Saturday, September 13, 2014

First Book Launch: My Self-Publishing Journey

This morning, before leaving for work, I discovered that my book formatter had finished the final edits, and my completed file was nestled, like a gift, in my gmail inbox. 


I had already completed all the sections of the Kindle Direct Publishing (KDP) application I could before uploading the book file, so I was eager to get home this evening, make a few clicks, and see my e-book and book description on my own Amazon sale page.





The actual upload was a little anti-climactic. I've been researching how to self-publish for over a year and have made hundreds of decisions along the way, knowing I probably wasn't as informed as I'd like to be on my options and their possible repercussions. Here's how I ended up self-publishing this first book:


I read print and online books, blog posts, and forums. My situation has me temporarily tight-fisted, so several decisions amounted to "what's the cheapest way to make this happen?" I'm thankful there actually is a very affordable way to get a cover design and internal formatting.

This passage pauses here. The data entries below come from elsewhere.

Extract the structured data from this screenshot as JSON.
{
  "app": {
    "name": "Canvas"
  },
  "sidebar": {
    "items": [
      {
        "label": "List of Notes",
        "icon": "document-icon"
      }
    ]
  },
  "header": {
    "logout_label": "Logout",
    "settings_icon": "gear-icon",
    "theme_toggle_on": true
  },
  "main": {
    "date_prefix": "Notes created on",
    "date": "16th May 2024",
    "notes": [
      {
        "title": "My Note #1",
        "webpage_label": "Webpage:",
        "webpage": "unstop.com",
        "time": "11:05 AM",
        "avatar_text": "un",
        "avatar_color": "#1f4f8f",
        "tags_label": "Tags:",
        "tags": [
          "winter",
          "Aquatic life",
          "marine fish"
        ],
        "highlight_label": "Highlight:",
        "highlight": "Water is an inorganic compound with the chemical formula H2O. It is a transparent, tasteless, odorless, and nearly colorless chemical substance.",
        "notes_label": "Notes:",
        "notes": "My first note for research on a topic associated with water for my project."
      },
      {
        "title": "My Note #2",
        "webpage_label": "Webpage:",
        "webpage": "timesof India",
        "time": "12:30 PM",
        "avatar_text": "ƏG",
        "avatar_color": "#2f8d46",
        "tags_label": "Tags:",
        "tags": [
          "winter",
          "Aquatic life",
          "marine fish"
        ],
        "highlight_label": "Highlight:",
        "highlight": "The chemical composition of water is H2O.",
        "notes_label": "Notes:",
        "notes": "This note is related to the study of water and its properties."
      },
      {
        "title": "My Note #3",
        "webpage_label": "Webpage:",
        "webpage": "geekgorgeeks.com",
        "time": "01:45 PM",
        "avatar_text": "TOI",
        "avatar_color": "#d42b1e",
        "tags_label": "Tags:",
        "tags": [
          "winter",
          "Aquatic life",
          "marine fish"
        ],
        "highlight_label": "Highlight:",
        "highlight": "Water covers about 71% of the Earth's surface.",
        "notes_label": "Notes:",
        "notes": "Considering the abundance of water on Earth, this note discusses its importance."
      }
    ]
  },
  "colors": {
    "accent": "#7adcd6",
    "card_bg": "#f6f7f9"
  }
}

Working with technology I have not yet mastered makes me feel like I've been immersed in a foreign country where no one speaks English. I knew I did not have the time or the patience to become fluent in book formatting, so I hired a formatter on fiverr.com. I bought two "gigs" (one for each of 50 pages; my book has 100 pages. Cost:  $10.


By the way, to pay for services online, I set up a PayPal account, deposited money from a bank account I set up for business, since I am basically starting a business with the production and sale of my products - books. This way, the broad accounting requirements are taken care of (until I learn more about how to run such a business).


I gave my fiverr.com formatter $10 more for the hassle of making the images at the back of the e-book read-able, and will probably still send in a "tip" for a total of $25. I think "hajath" did an awesome job on the pages, including the font, the headings, and the clickable Table of Contents. 


It took a total of eight separate messages to finish all the pieces, but I never had to wait more than 24 hours for a return e-mail and revised file. Best of all, the book content file was accepted immediately when I clicked to upload it on Amazon.


I also worked with a fiverr.com cover designer. I bought one gig for $5. She directed me to select an image from depositphoto.com. I found one that showed a "teacher" interacting with middle schoolers. The staginess of the shot bothered me, but I was eager to see a cover, so I went through with the process. Here is that first cover design:




The design was balanced and attractive. I just couldn't get over the "canned" appearance of the stock photo. Social media shares taught me that e-book titles must be legible even at the thumbprint size. 


When I got my cover design back, I shrunk it down while viewing it in "Preview" and could read my title even when the image was miniscule. My name even showed up well enough.


Around this time, I changed the name from Building Your School-Wide Discipline System to Beyond Classroom Management: Building Your School-Wide Discipline System. (See What's In a Name Change?) So I asked the same designer, through the email messaging system on fiverr.com, to change the title.


My designer changed the name in a few minutes' time. After I had attained a "real" photo of one of my teachers delivering our common rules and consequences to her class, my designer switched out the cover images for another $5 gig. I tipped her and got the finished cover design for less than $20.




Outsourcing the tasks I could not easily do myself cost me less than $50. Uploading the cover and the book content on the Kindle Direct Publishing site was effortless. 


Looking back, all of these tasks could have been accomplished within a couple weeks after finishing the manuscript. I'm looking forward to repeating the process - quicker and easier, of course - with my next book. 


Now, on to marketing!